The base class used for this control is the BaseValidator class. By inheriting from the BaseValidator class, you will have access to all of its properties and methods.
Some of the methods that you will have to override in this example are EvaluateIsValid
and the ControlPropertiesValid method.
is used to determine if the value being evaluated is valid or not. The ControlPropertiesValid method is used to determine whether the control defined in the ControlToValidate property is validatable.
public class DualValidator : BaseValidator
string strFunctionName ;
public DualValidator() :base()
// TODO: Add constructor logic here
Shows the value of a property as text to the property browser. Also converts the text value to an object.
Converts the control to a string and shows the value to the designer as a control that can be validated by a validation control.
You can see in the dropdownlist below, a list of controls that can be validated by the validation control.
This attribute defines where in the visual designer your property or event will appear. You can see in Figure 1 above that the PrimaryControl, FirstControlToValidate and the SecondControlToValidate are defined under the BEHAVIOR category group.
CREATING NEW CONTROL PROPERTIES

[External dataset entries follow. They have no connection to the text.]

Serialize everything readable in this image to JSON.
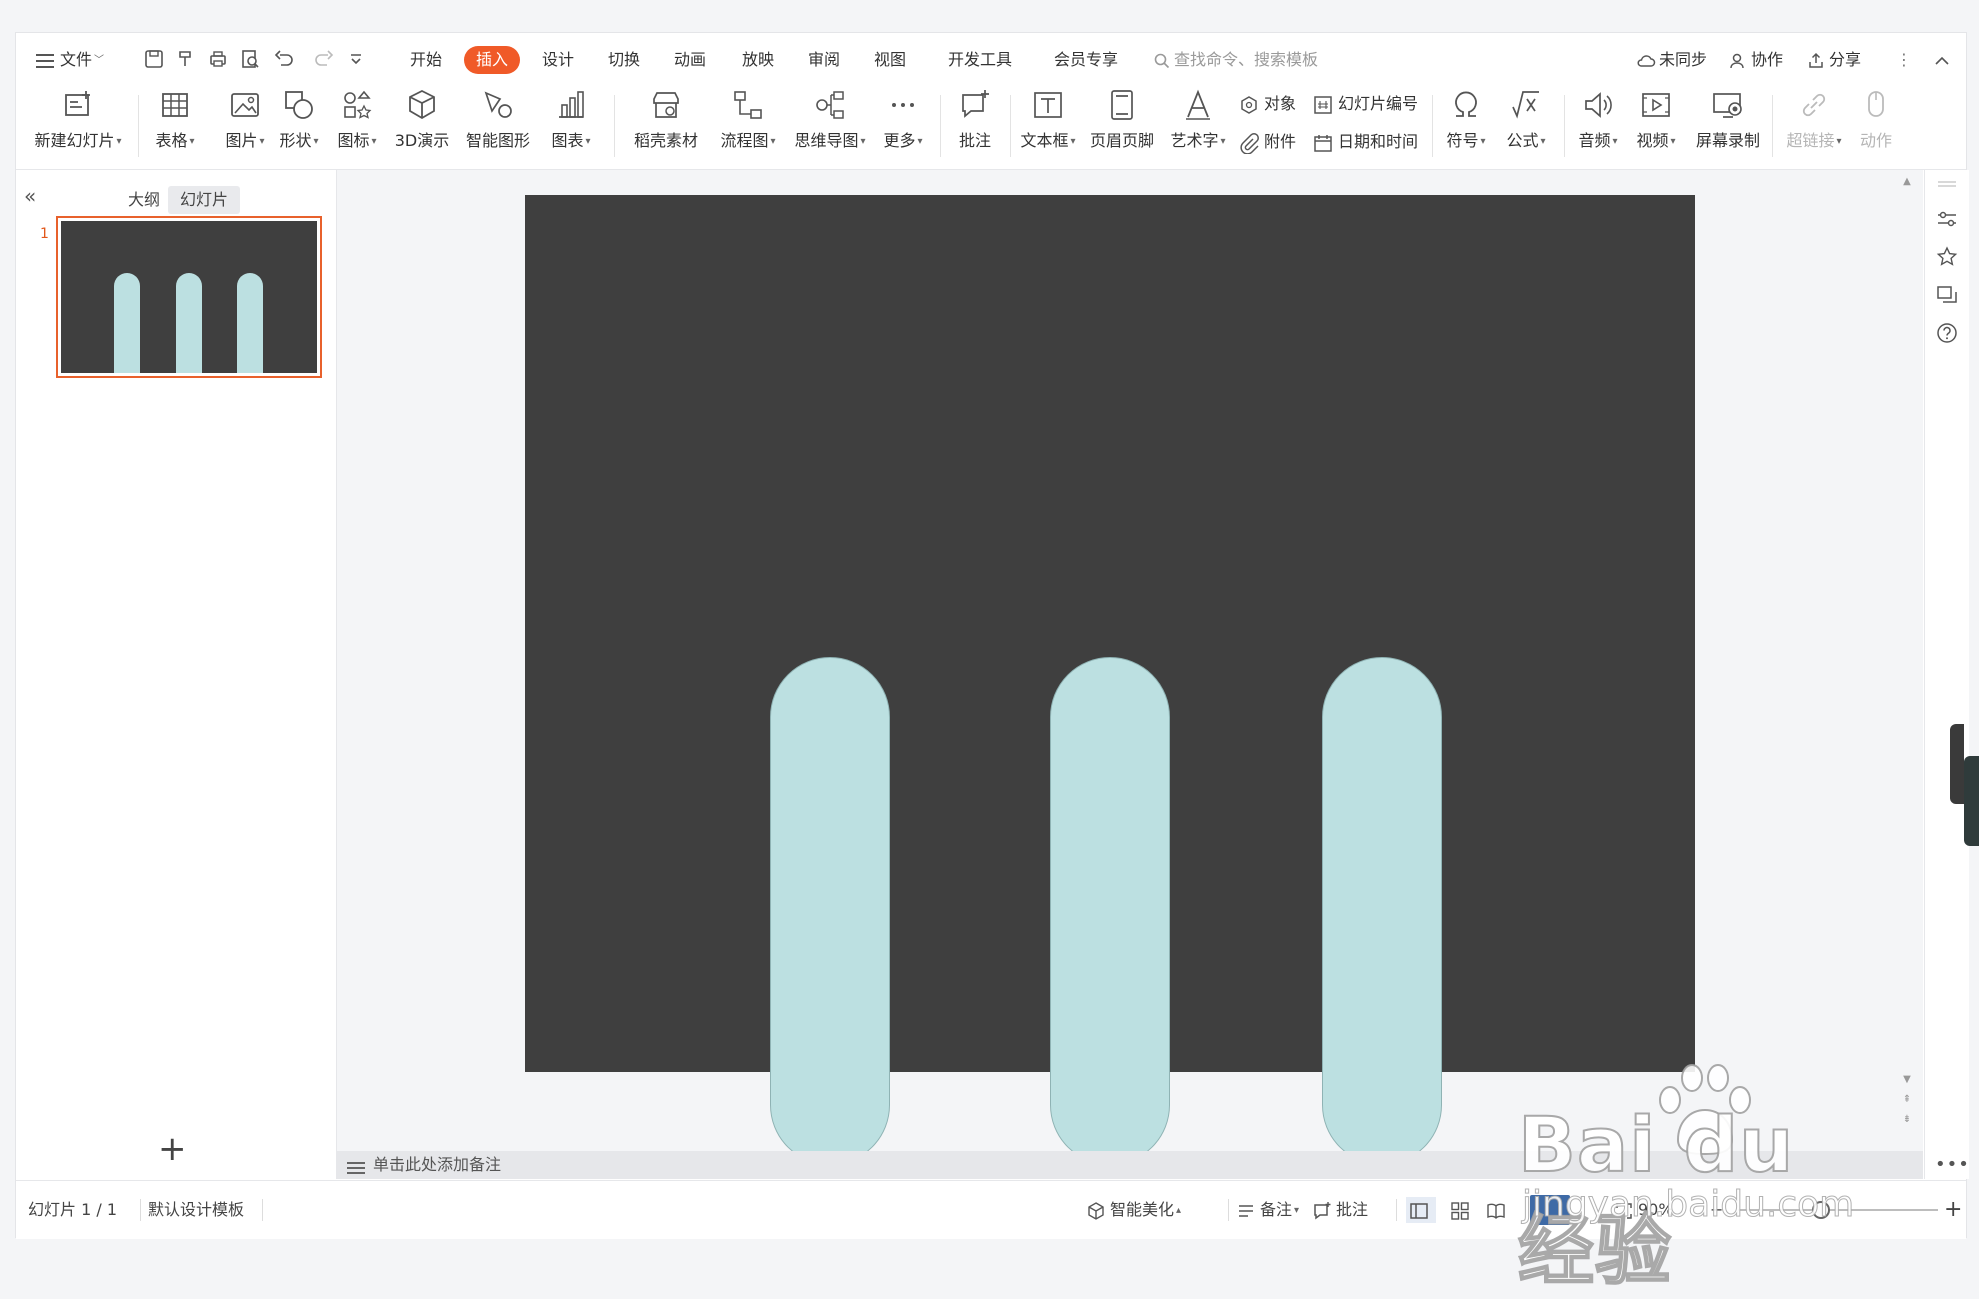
{
  "menubar": {
    "file": "文件",
    "tabs": [
      "开始",
      "插入",
      "设计",
      "切换",
      "动画",
      "放映",
      "审阅",
      "视图",
      "开发工具",
      "会员专享"
    ],
    "active_tab": "插入",
    "search_placeholder": "查找命令、搜索模板",
    "sync": "未同步",
    "collab": "协作",
    "share": "分享"
  },
  "ribbon": {
    "new_slide": "新建幻灯片",
    "table": "表格",
    "picture": "图片",
    "shape": "形状",
    "icon": "图标",
    "demo3d": "3D演示",
    "smartart": "智能图形",
    "chart": "图表",
    "material": "稻壳素材",
    "flowchart": "流程图",
    "mindmap": "思维导图",
    "more": "更多",
    "comment": "批注",
    "textbox": "文本框",
    "header_footer": "页眉页脚",
    "wordart": "艺术字",
    "object": "对象",
    "slide_number": "幻灯片编号",
    "attachment": "附件",
    "date_time": "日期和时间",
    "symbol": "符号",
    "formula": "公式",
    "audio": "音频",
    "video": "视频",
    "screen_record": "屏幕录制",
    "hyperlink": "超链接",
    "action": "动作"
  },
  "leftpanel": {
    "collapse": "«",
    "outline_tab": "大纲",
    "slides_tab": "幻灯片",
    "slide_number": "1",
    "add": "+"
  },
  "notes": {
    "placeholder": "单击此处添加备注"
  },
  "status": {
    "slide_info": "幻灯片 1 / 1",
    "template": "默认设计模板",
    "beautify": "智能美化",
    "notes": "备注",
    "comment": "批注",
    "zoom": "90%",
    "plus": "+"
  },
  "watermark": {
    "brand": "Bai  du 经验",
    "url": "jingyan.baidu.com"
  },
  "colors": {
    "accent": "#f05a28",
    "slide_bg": "#3f3f3f",
    "pill_fill": "#bce0e1",
    "pill_stroke": "#8fb3b4"
  }
}
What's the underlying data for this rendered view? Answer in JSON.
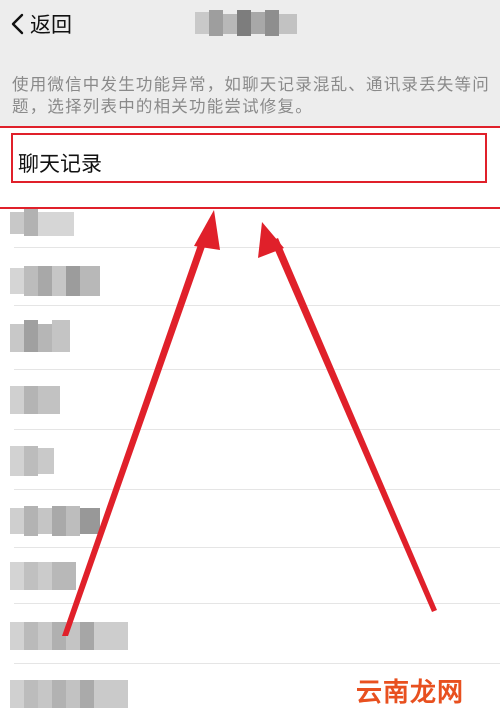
{
  "navbar": {
    "back_label": "返回",
    "back_icon": "chevron-left-icon"
  },
  "description": "使用微信中发生功能异常，如聊天记录混乱、通讯录丢失等问题，选择列表中的相关功能尝试修复。",
  "list": {
    "first_item": "聊天记录"
  },
  "colors": {
    "highlight": "#e0202a",
    "background": "#ededed",
    "watermark": "#e8501f"
  },
  "watermark": "云南龙网"
}
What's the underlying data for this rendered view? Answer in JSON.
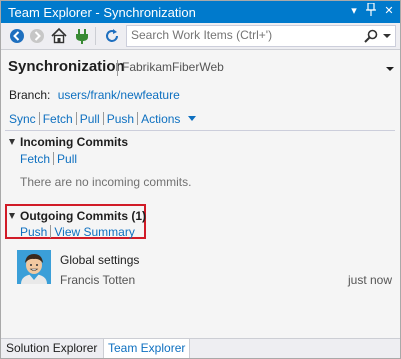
{
  "window": {
    "title": "Team Explorer - Synchronization",
    "title_controls": {
      "dropdown": "▾",
      "pin": "⨨",
      "close": "✕"
    }
  },
  "toolbar": {
    "search_placeholder": "Search Work Items (Ctrl+')"
  },
  "page": {
    "title": "Synchronization",
    "project": "FabrikamFiberWeb"
  },
  "branch": {
    "label": "Branch:",
    "name": "users/frank/newfeature"
  },
  "actions": [
    "Sync",
    "Fetch",
    "Pull",
    "Push",
    "Actions"
  ],
  "incoming": {
    "heading": "Incoming Commits",
    "links": [
      "Fetch",
      "Pull"
    ],
    "empty_text": "There are no incoming commits."
  },
  "outgoing": {
    "heading": "Outgoing Commits (1)",
    "links": [
      "Push",
      "View Summary"
    ],
    "commits": [
      {
        "message": "Global settings",
        "author": "Francis Totten",
        "time": "just now"
      }
    ]
  },
  "tabs": [
    {
      "label": "Solution Explorer",
      "active": false
    },
    {
      "label": "Team Explorer",
      "active": true
    }
  ],
  "colors": {
    "accent": "#007acc",
    "link": "#0e70c0",
    "highlight_border": "#d11b27"
  }
}
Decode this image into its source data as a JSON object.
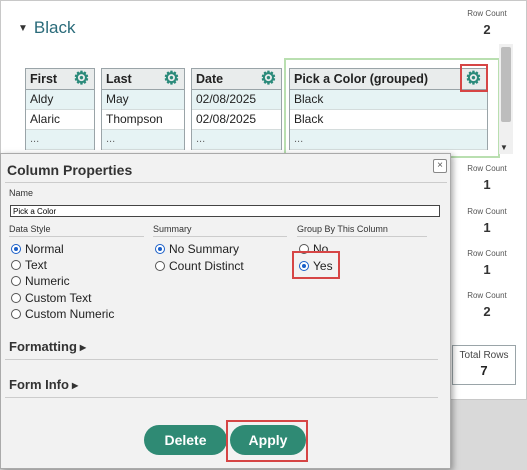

I have defined three new properties whose values can be set visually in the properties window of the designer. These three custom properties,the PrimaryControl, FirstControlToValidate and SecondControlToValidate will allow me to define the controls that I desire to validate within the web page.